# [Exercise details]
In the entries that follow, how many lines contain the word "image"? Answer with the number only.

# [Web page and app entries]

──────────────────────────────

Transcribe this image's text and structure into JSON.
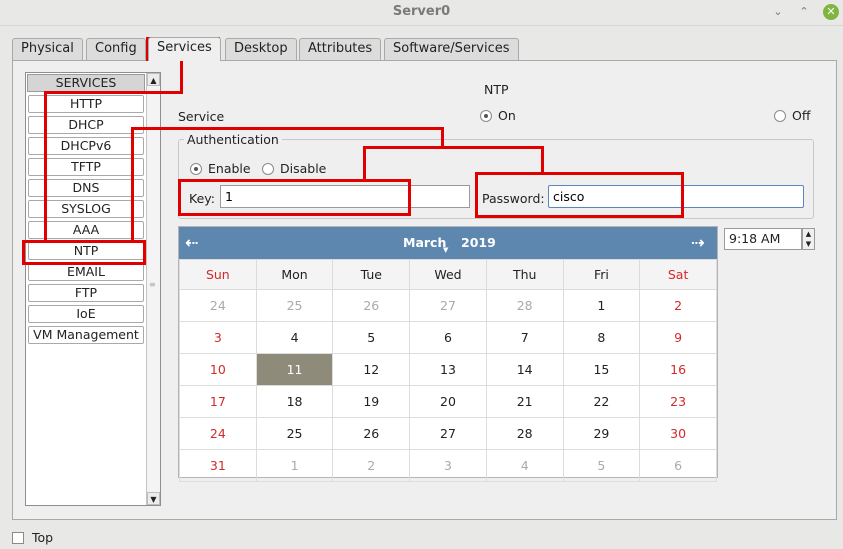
{
  "window": {
    "title": "Server0"
  },
  "tabs": [
    {
      "label": "Physical"
    },
    {
      "label": "Config"
    },
    {
      "label": "Services"
    },
    {
      "label": "Desktop"
    },
    {
      "label": "Attributes"
    },
    {
      "label": "Software/Services"
    }
  ],
  "services": {
    "header": "SERVICES",
    "items": [
      "HTTP",
      "DHCP",
      "DHCPv6",
      "TFTP",
      "DNS",
      "SYSLOG",
      "AAA",
      "NTP",
      "EMAIL",
      "FTP",
      "IoE",
      "VM Management"
    ],
    "selected": "NTP"
  },
  "ntp": {
    "title": "NTP",
    "service_label": "Service",
    "on_label": "On",
    "off_label": "Off",
    "service_state": "On",
    "auth_legend": "Authentication",
    "enable_label": "Enable",
    "disable_label": "Disable",
    "auth_state": "Enable",
    "key_label": "Key:",
    "key_value": "1",
    "password_label": "Password:",
    "password_value": "cisco"
  },
  "calendar": {
    "month": "March",
    "year": "2019",
    "weekdays": [
      "Sun",
      "Mon",
      "Tue",
      "Wed",
      "Thu",
      "Fri",
      "Sat"
    ],
    "weeks": [
      [
        "24",
        "25",
        "26",
        "27",
        "28",
        "1",
        "2"
      ],
      [
        "3",
        "4",
        "5",
        "6",
        "7",
        "8",
        "9"
      ],
      [
        "10",
        "11",
        "12",
        "13",
        "14",
        "15",
        "16"
      ],
      [
        "17",
        "18",
        "19",
        "20",
        "21",
        "22",
        "23"
      ],
      [
        "24",
        "25",
        "26",
        "27",
        "28",
        "29",
        "30"
      ],
      [
        "31",
        "1",
        "2",
        "3",
        "4",
        "5",
        "6"
      ]
    ],
    "selected_day": "11",
    "time": "9:18 AM"
  },
  "footer": {
    "top_label": "Top"
  },
  "colors": {
    "calendar_header": "#5e87b0",
    "highlight": "#e00000",
    "selected_day": "#8e8b7a"
  }
}
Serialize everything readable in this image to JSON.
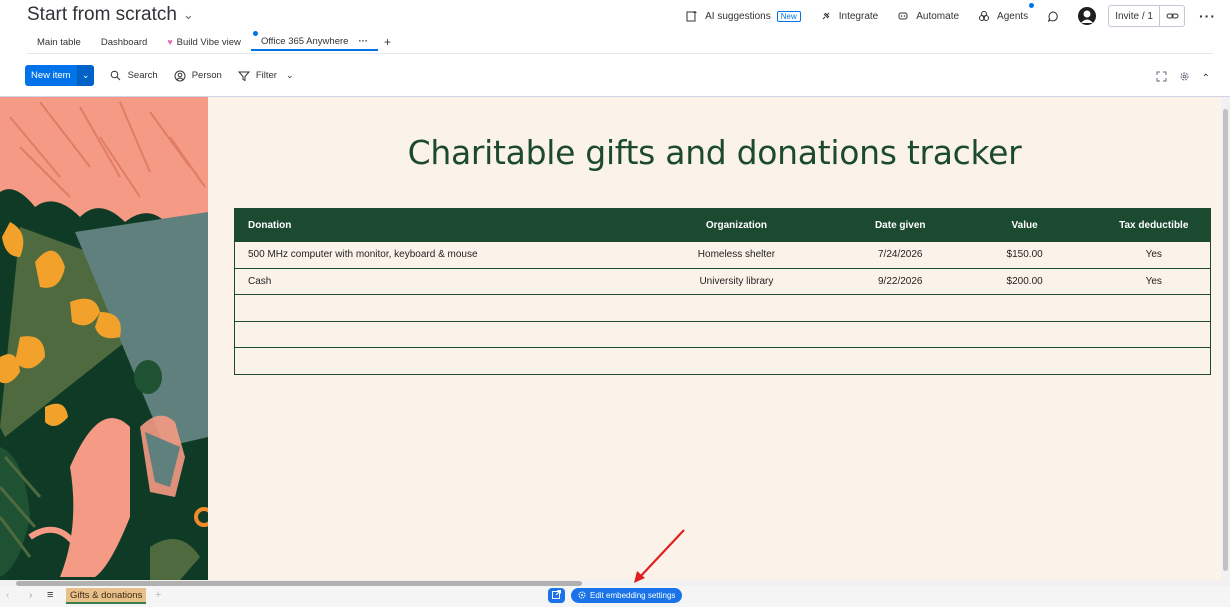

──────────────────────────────

# [Response]
2